Three performers stand knee-deep in a pool, holding various shapes in front of their faces.

Performance for Video: Manners & Techniques for Work on Camera

How can we take agency over the way our identities and our bodies are captured on camera? How do we manage ownership of our stories and ourselves as we negotiate  social distancing and social media? How do the dominant forms of media, including film and television, reinforce ideas around who should be seen and heard? Inspired by the radical histories of performance art and experimental video art, we will perform for the camera in complex, compelling, playful and weird ways. 

Led by Pig Iron School faculty member Jonathan VanDyke, Performance for Video offers manners and techniques to use our smartphones and basic editing software to create short video works. We will study the history of performance in relation to visual art and film, looking at key examples of performance art from the 1960’s to the present day. Participants will enact their own research into art performance, create performance scores for domestic spaces, and enact and share their performance and video art. Along the way, we will discuss the role of documentation in capturing performance, and how editing can be used to change and affect what a viewer does and doesn’t experience of a “live” work. A portion of the class will be devoted to unpacking how narrative film is structured, and how the body is pictured in relation to sets, to props, and to other bodies. We will think through key works that pose questions about race, gender, and sexuality, while reflecting upon how power dynamics and political structures frame and mediate the performance of everyday life.
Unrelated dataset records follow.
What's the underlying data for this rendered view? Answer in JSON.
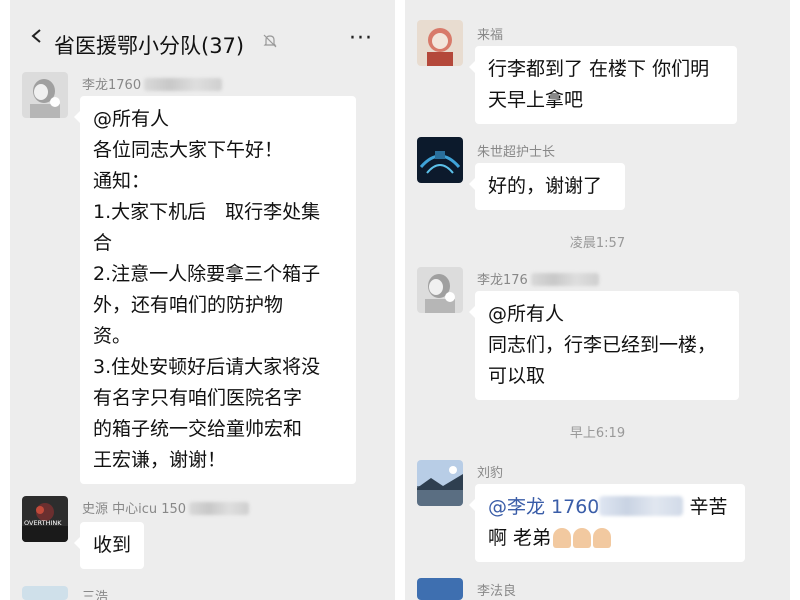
{
  "left": {
    "header": {
      "back_icon": "chevron-left-icon",
      "title": "省医援鄂小分队(37)",
      "mute_icon": "bell-off-icon",
      "more_icon": "ellipsis-icon",
      "more_label": "···"
    },
    "messages": [
      {
        "sender": "李龙1760",
        "lines": [
          "@所有人",
          "各位同志大家下午好！",
          "通知：",
          "1.大家下机后　取行李处集",
          "合",
          "2.注意一人除要拿三个箱子",
          "外，还有咱们的防护物",
          "资。",
          "3.住处安顿好后请大家将没",
          "有名字只有咱们医院名字",
          "的箱子统一交给童帅宏和",
          "王宏谦，谢谢！"
        ]
      },
      {
        "sender": "史源 中心icu 150",
        "avatar_text": "OVERTHINK",
        "text": "收到"
      },
      {
        "sender": "三浩"
      }
    ]
  },
  "right": {
    "messages": [
      {
        "sender": "来福",
        "lines": [
          "行李都到了 在楼下 你们明",
          "天早上拿吧"
        ]
      },
      {
        "sender": "朱世超护士长",
        "text": "好的，谢谢了"
      },
      {
        "time": "凌晨1:57"
      },
      {
        "sender": "李龙176",
        "lines": [
          "@所有人",
          "同志们，行李已经到一楼，",
          "可以取"
        ]
      },
      {
        "time": "早上6:19"
      },
      {
        "sender": "刘豹",
        "line1_prefix": "@李龙 ",
        "line1_number": "1760",
        "line1_suffix": " 辛苦",
        "line2": "啊 老弟",
        "emoji_icon": "folded-hands-icon"
      },
      {
        "sender": "李法良"
      }
    ]
  }
}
Theatermakers pivoting to digital performance; visual artmakers moving into time-based media; hybrid artists seeking a grounding in video/performance history.

Students will need a device to shoot and edit short videos: a smartphone will work. Participants will need access to and rudimentary fluency with basic editing software (such as iMovie) and the ability to format and upload their completed videos in order to share them with their peers. Please note that this class will focus on the history of performance, experimentations with content, and the structure and construction of your work, and is not a technical class demonstrating how to use editing software. Participants will be expected to learn this software and upload their work on their own.

Monday, February 22: 6:30-9:30pm
Monday, March 1: 6:30-9:30pm
Monday, March 8: 6:30-9:30pm
Monday, March 15: 6:30-9:30pm
Monday, March 22: 6:30-9:30pm

Note: Times for workshops before March 14 are listed in US Eastern Standard Time. Times for workshops on or after March 14 are listed in US Eastern Daylight Time.